Unlike the crypto winter that is happening globally, Latin America is starting to position itself as a crypto friendly region with some countries having incredible adoption of this technology. Not necessarily because of their enthusiasm for the technology but as a necessity to survive, as people say: “Necessity is the mother of invention”.
Venezuelans are going crypto to survive in a very challenging environment. The situation is so critical that the country jumped from one with the least adoption to one of the highest cryptocurrency adoption in the world, all due to an inflation rate expected to reach 1,000,000% (I know there are far too many zeros in this number, but that is the correct one). People are buying cryptocurrencies to try to avoid the devaluation of the Bolivar (Venezuela’s currency) and they are starting to use it in their daily life. Dash is becoming a very popular cryptocurrency, and is said to be accepted by more than 2,200 merchants in Venezuela.
Even the Venezuelan government joined the crypto world; it launched PETRO, a cryptocurrency backed by Venezuela oil reserve. Although PETRO is the first coin issued by a government, it is surrounded by skepticism as most people don’t trust the government.
In Argentina, the lousy economy is also incentivizing the adoption of cryptocurrencies. Earlier in 2018, crypto ATMs were starting to be installed with plans to reach 1.500 by the end of this year.
Brazil finally had its first crypto investment fund launched right after the change in the regulation. Even the most significant investment firm, XP Investimentos, decided to enter the game and launched its own cryptocurrency exchange, XDEX.
The other side
Fintechs are only flourishing that much in the region because they are trying to solve real problems that the financial system couldn’t (or didn’t want to) address. More than 50% of the population in the region is still unbanked, while the rest pay way too much for terrible financial services.
Also, we still see banks using their oligopolistic position to prevent the fintechs to compete. Banks won’t open banks account for crypto fintechs in most countries and, sometimes, they just close without any explanation. Or they refuse to offer essential financial services to fintechs, making much harder for fintechs to start.
I’m very optimistic not only on the market opportunity for fintechs in Latin America but also on the impact they can have in people’s lives. I’m quite sure this year will be an incredible year, but I’ll save my predictions for another post.

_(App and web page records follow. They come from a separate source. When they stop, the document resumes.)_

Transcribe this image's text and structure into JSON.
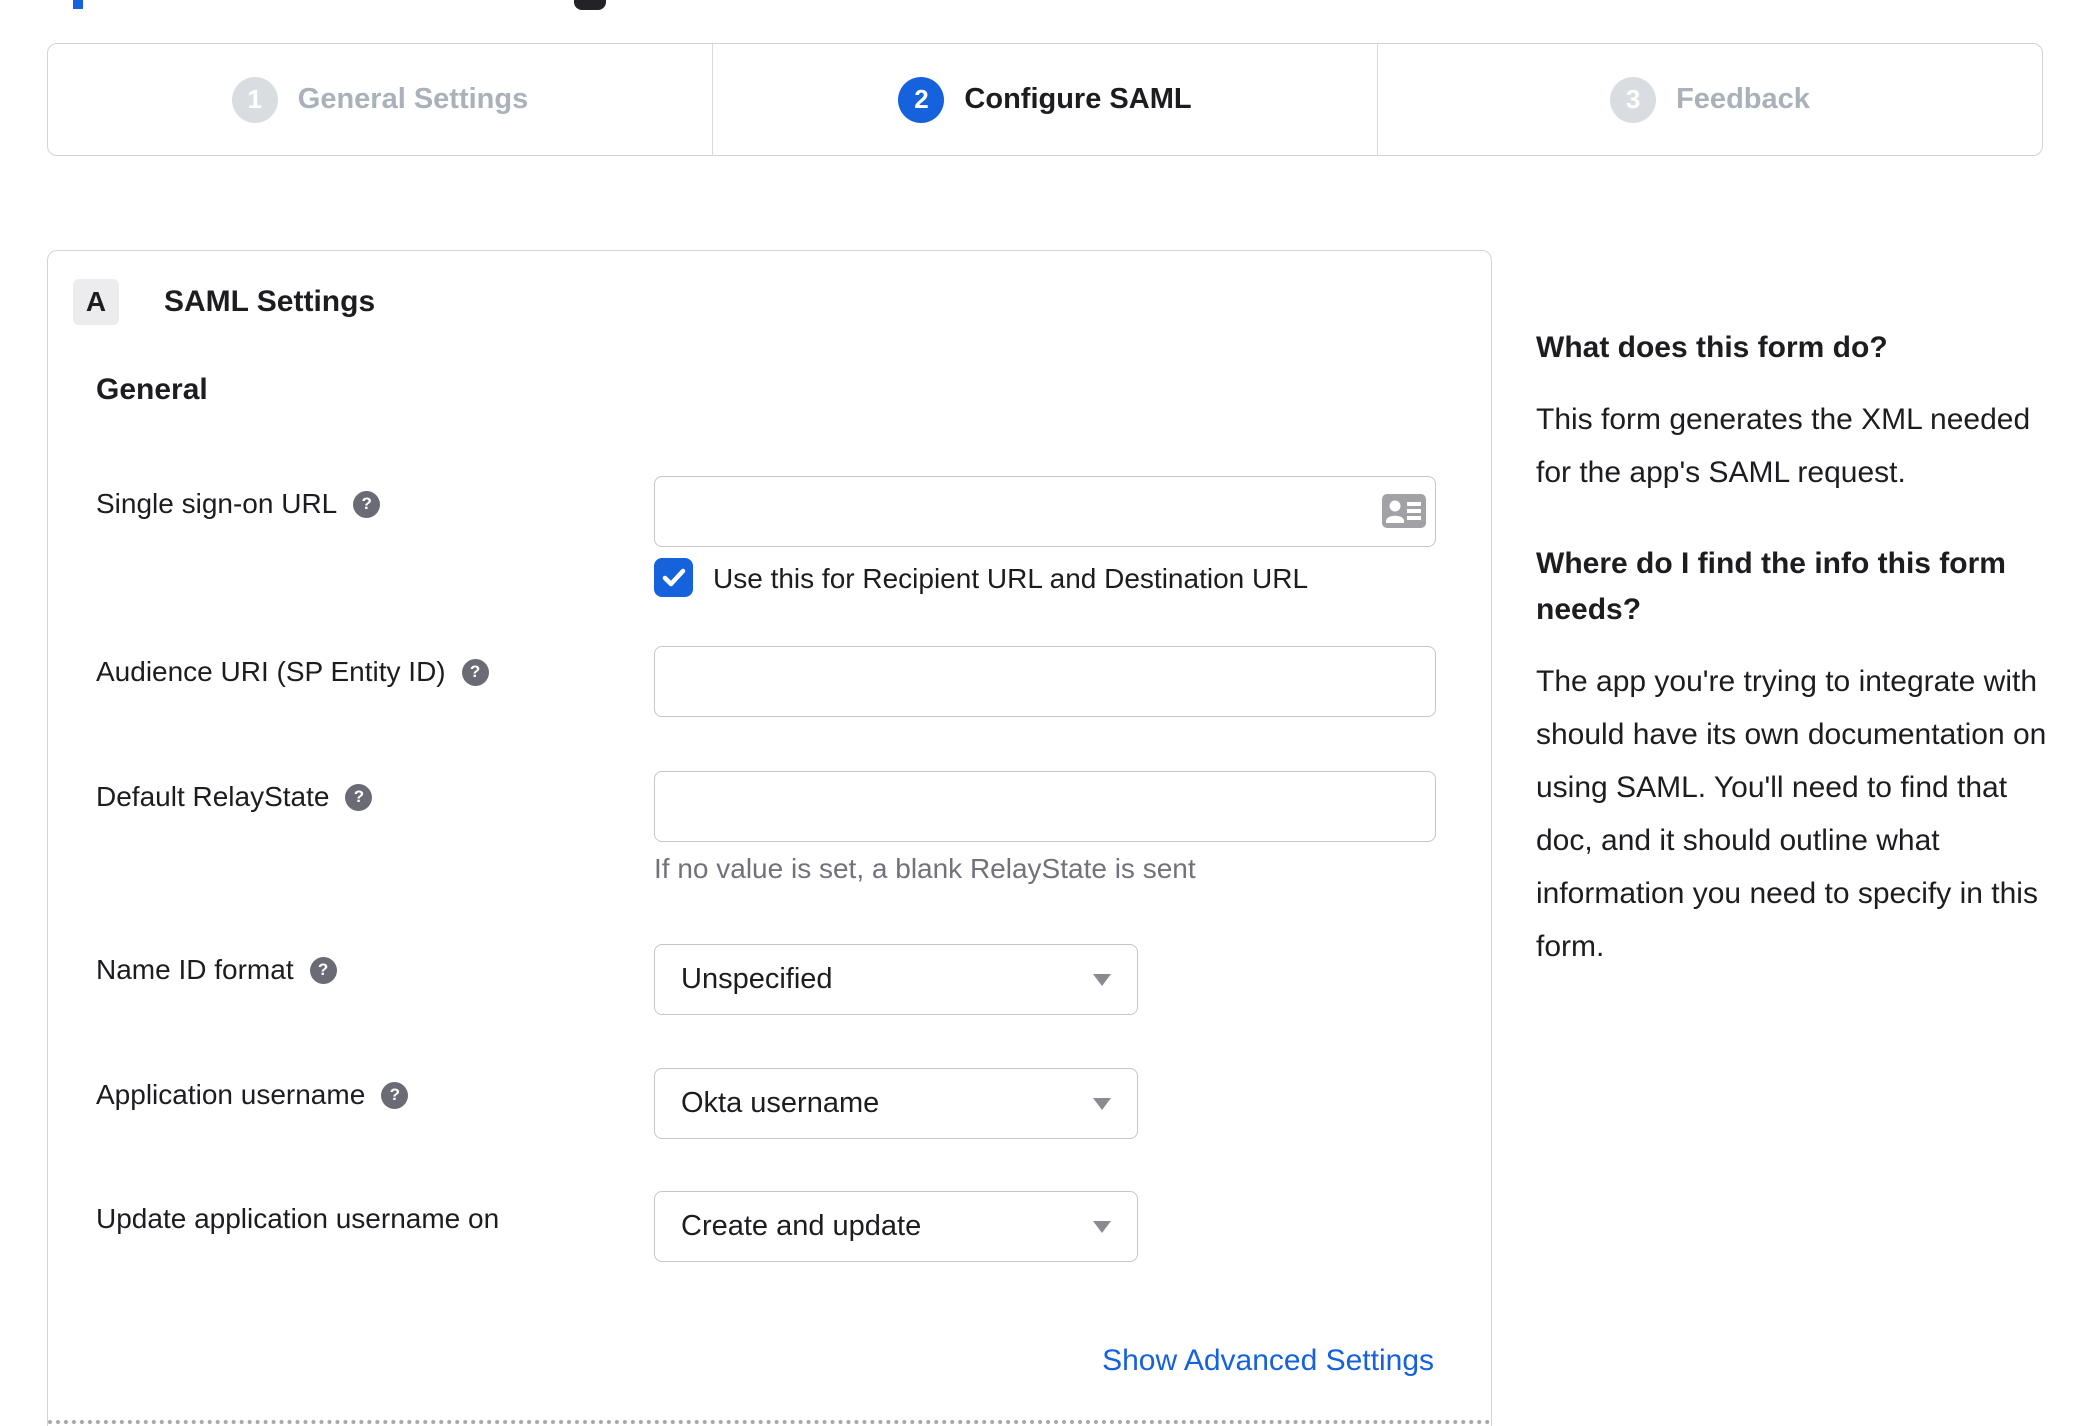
{
  "stepper": {
    "steps": [
      {
        "number": "1",
        "label": "General Settings",
        "active": false
      },
      {
        "number": "2",
        "label": "Configure SAML",
        "active": true
      },
      {
        "number": "3",
        "label": "Feedback",
        "active": false
      }
    ]
  },
  "form": {
    "section_badge": "A",
    "section_title": "SAML Settings",
    "group_title": "General",
    "sso_label": "Single sign-on URL",
    "sso_value": "",
    "sso_checkbox_label": "Use this for Recipient URL and Destination URL",
    "sso_checkbox_checked": true,
    "audience_label": "Audience URI (SP Entity ID)",
    "audience_value": "",
    "relay_label": "Default RelayState",
    "relay_value": "",
    "relay_hint": "If no value is set, a blank RelayState is sent",
    "name_id_label": "Name ID format",
    "name_id_value": "Unspecified",
    "app_username_label": "Application username",
    "app_username_value": "Okta username",
    "update_username_label": "Update application username on",
    "update_username_value": "Create and update",
    "advanced_link": "Show Advanced Settings"
  },
  "help_panel": {
    "q1_heading": "What does this form do?",
    "q1_body": "This form generates the XML needed\nfor the app's SAML request.",
    "q2_heading": "Where do I find the info this form\nneeds?",
    "q2_body": "The app you're trying to integrate with\nshould have its own documentation on\nusing SAML. You'll need to find that\ndoc, and it should outline what\ninformation you need to specify in this\nform."
  },
  "icons": {
    "help_glyph": "?"
  },
  "colors": {
    "accent_blue": "#1662dd",
    "inactive_gray": "#a9b1ba",
    "text": "#1d1d21",
    "border": "#d4d4d8"
  }
}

I wish you all an amazing 2019!
Thiago Paiva is a partner at Liquia Digital Assets, an investment bank for the digital assets economy. He is passionate about the intersection of finance and technology.

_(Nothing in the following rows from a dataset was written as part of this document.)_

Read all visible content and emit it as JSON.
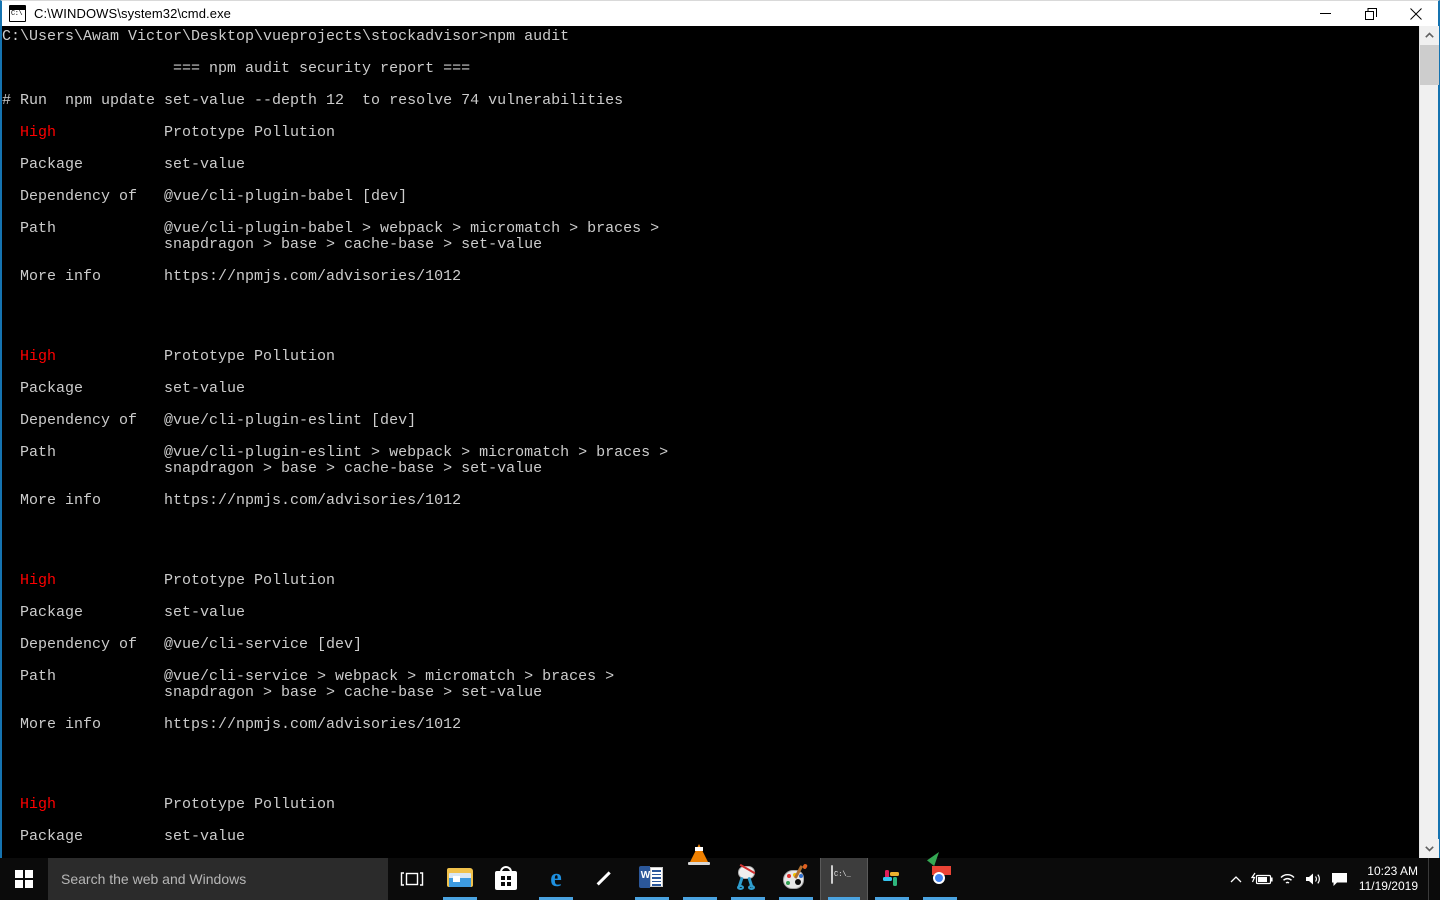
{
  "window": {
    "title": "C:\\WINDOWS\\system32\\cmd.exe",
    "icon": "cmd-icon",
    "controls": {
      "minimize_label": "Minimize",
      "maximize_label": "Restore",
      "close_label": "Close"
    }
  },
  "console": {
    "prompt_line": "C:\\Users\\Awam Victor\\Desktop\\vueprojects\\stockadvisor>npm audit",
    "report_header": "                   === npm audit security report ===",
    "remediation": "# Run  npm update set-value --depth 12  to resolve 74 vulnerabilities",
    "vuln_count": 74,
    "fix_package": "set-value",
    "fix_depth": 12,
    "severity_label": "High",
    "title_label": "Prototype Pollution",
    "field_labels": {
      "package": "Package",
      "dependency_of": "Dependency of",
      "path": "Path",
      "more_info": "More info"
    },
    "advisories": [
      {
        "severity": "High",
        "title": "Prototype Pollution",
        "package": "set-value",
        "dependency_of": "@vue/cli-plugin-babel [dev]",
        "path_line1": "@vue/cli-plugin-babel > webpack > micromatch > braces >",
        "path_line2": "snapdragon > base > cache-base > set-value",
        "more_info": "https://npmjs.com/advisories/1012"
      },
      {
        "severity": "High",
        "title": "Prototype Pollution",
        "package": "set-value",
        "dependency_of": "@vue/cli-plugin-eslint [dev]",
        "path_line1": "@vue/cli-plugin-eslint > webpack > micromatch > braces >",
        "path_line2": "snapdragon > base > cache-base > set-value",
        "more_info": "https://npmjs.com/advisories/1012"
      },
      {
        "severity": "High",
        "title": "Prototype Pollution",
        "package": "set-value",
        "dependency_of": "@vue/cli-service [dev]",
        "path_line1": "@vue/cli-service > webpack > micromatch > braces >",
        "path_line2": "snapdragon > base > cache-base > set-value",
        "more_info": "https://npmjs.com/advisories/1012"
      },
      {
        "severity": "High",
        "title": "Prototype Pollution",
        "package": "set-value",
        "dependency_of": "",
        "path_line1": "",
        "path_line2": "",
        "more_info": ""
      }
    ],
    "colors": {
      "background": "#000000",
      "foreground": "#cccccc",
      "severity_high": "#ff0000"
    }
  },
  "taskbar": {
    "start_label": "Start",
    "search_placeholder": "Search the web and Windows",
    "task_view_label": "Task View",
    "items": [
      {
        "name": "file-explorer",
        "label": "File Explorer",
        "active": false,
        "running": true
      },
      {
        "name": "microsoft-store",
        "label": "Microsoft Store",
        "active": false,
        "running": false
      },
      {
        "name": "microsoft-edge",
        "label": "Microsoft Edge",
        "active": false,
        "running": true
      },
      {
        "name": "pen-app",
        "label": "Pen App",
        "active": false,
        "running": false
      },
      {
        "name": "microsoft-word",
        "label": "Microsoft Word",
        "active": false,
        "running": true
      },
      {
        "name": "vlc-media-player",
        "label": "VLC media player",
        "active": false,
        "running": true
      },
      {
        "name": "snipping-tool",
        "label": "Snipping Tool",
        "active": false,
        "running": true
      },
      {
        "name": "paint",
        "label": "Paint",
        "active": false,
        "running": true
      },
      {
        "name": "command-prompt",
        "label": "Command Prompt",
        "active": true,
        "running": true
      },
      {
        "name": "slack",
        "label": "Slack",
        "active": false,
        "running": true
      },
      {
        "name": "google-chrome",
        "label": "Google Chrome",
        "active": false,
        "running": true
      }
    ],
    "tray": {
      "show_hidden_label": "Show hidden icons",
      "battery_label": "Battery charging",
      "network_label": "Network",
      "volume_label": "Volume",
      "action_center_label": "Action Center"
    },
    "clock": {
      "time": "10:23 AM",
      "date": "11/19/2019"
    }
  }
}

He has 8+ years working with startups and innovation, investing in more than 60 startups through global accelerators Wayra (Telefonica’s global accelerator) and Startupbootcamp Fintech. He worked closely with more than 20 fintechs from 8 different countries for the past five years.

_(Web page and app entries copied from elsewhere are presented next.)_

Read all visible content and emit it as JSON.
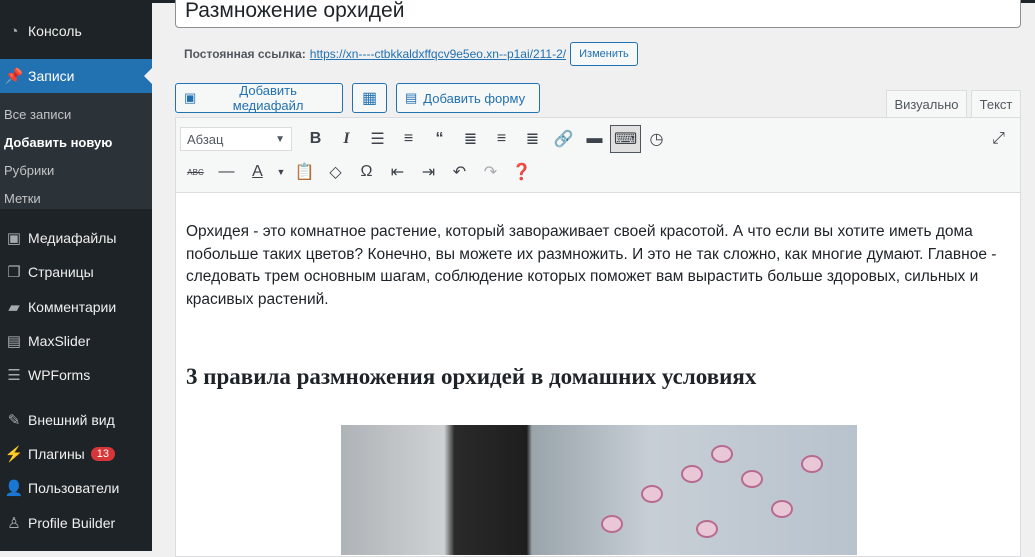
{
  "sidebar": {
    "items": [
      {
        "label": "Консоль",
        "icon": "dashboard-icon"
      },
      {
        "label": "Записи",
        "icon": "pin-icon"
      },
      {
        "label": "Медиафайлы",
        "icon": "media-icon"
      },
      {
        "label": "Страницы",
        "icon": "pages-icon"
      },
      {
        "label": "Комментарии",
        "icon": "comment-icon"
      },
      {
        "label": "MaxSlider",
        "icon": "slider-icon"
      },
      {
        "label": "WPForms",
        "icon": "forms-icon"
      },
      {
        "label": "Внешний вид",
        "icon": "brush-icon"
      },
      {
        "label": "Плагины",
        "icon": "plugin-icon",
        "badge": "13"
      },
      {
        "label": "Пользователи",
        "icon": "user-icon"
      },
      {
        "label": "Profile Builder",
        "icon": "profile-icon"
      }
    ],
    "submenu": [
      "Все записи",
      "Добавить новую",
      "Рубрики",
      "Метки"
    ]
  },
  "title": "Размножение орхидей",
  "permalink": {
    "label": "Постоянная ссылка:",
    "url": "https://xn----ctbkkaldxffqcv9e5eo.xn--p1ai/211-2/",
    "edit": "Изменить"
  },
  "media": {
    "add_media": "Добавить медиафайл",
    "add_form": "Добавить форму"
  },
  "tabs": {
    "visual": "Визуально",
    "text": "Текст"
  },
  "toolbar": {
    "format": "Абзац"
  },
  "content": {
    "paragraph": "Орхидея - это комнатное растение, который завораживает своей красотой. А что если вы хотите иметь дома побольше таких цветов? Конечно, вы можете их размножить. И это не так сложно, как многие думают. Главное - следовать трем основным шагам, соблюдение которых поможет вам вырастить больше здоровых, сильных и красивых растений.",
    "heading": "3 правила размножения орхидей в домашних условиях"
  }
}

He lives between Asia and Latin America exploring and connecting the fintech markets in those regions.
Latin American fintech capital raising has topped $1.6 billion this year
Slow advances on cybersecurity regulations have created fertile ground for hackers and other malicious actors
Nubank’s jumbo round & Softbank’s big bet on another digital bank
How to develop a (now indispensable) strategy against cyberthreats?
In a record-breaking month, Andreessen Horowitz made its first fintech investment in LatAm
LatAm fintech investment reached a new 2019 peak in May, thanks to a big deal for Clip